■ INSTRUCTIONS TO FOLLOW ■
The answer must be one number: how many lines of the records contain "value".

[Stored records]

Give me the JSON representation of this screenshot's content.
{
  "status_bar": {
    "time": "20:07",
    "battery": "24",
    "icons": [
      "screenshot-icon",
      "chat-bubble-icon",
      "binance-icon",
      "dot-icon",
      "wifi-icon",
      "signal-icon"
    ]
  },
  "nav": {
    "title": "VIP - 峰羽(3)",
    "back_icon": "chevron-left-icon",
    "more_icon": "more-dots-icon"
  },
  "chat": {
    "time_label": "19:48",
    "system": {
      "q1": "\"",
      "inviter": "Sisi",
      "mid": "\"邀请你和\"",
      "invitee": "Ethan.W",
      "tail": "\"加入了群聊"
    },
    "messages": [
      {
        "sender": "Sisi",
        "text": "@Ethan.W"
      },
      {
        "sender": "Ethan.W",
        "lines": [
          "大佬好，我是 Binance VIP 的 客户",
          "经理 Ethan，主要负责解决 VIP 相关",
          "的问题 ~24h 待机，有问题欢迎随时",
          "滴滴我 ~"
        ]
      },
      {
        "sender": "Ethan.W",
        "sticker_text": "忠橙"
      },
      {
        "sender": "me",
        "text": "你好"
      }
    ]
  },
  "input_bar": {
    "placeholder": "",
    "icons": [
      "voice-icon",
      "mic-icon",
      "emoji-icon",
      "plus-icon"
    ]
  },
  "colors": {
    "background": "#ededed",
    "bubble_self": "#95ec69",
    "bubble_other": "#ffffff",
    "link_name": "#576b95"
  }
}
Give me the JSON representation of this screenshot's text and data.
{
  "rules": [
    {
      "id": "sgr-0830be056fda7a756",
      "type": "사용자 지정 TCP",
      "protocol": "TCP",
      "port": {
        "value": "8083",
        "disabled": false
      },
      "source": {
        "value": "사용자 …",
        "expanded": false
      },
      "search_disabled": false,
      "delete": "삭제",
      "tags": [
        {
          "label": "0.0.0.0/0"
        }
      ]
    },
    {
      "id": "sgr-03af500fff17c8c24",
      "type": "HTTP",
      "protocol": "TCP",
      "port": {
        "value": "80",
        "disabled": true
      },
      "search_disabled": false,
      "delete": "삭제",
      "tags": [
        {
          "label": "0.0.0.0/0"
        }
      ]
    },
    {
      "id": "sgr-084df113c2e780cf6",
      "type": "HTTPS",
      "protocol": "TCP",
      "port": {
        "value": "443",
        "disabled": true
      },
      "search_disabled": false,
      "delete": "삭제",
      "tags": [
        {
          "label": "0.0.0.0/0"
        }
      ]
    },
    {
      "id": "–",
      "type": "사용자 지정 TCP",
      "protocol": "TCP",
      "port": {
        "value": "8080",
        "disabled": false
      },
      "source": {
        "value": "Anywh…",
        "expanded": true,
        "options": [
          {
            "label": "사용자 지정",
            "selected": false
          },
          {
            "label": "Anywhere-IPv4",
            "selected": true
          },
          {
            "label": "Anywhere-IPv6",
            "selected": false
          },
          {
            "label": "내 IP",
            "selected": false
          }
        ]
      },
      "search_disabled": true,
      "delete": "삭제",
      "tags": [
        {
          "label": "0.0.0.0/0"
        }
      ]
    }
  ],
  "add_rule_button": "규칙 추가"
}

■ YOUR SOLUTION ■
6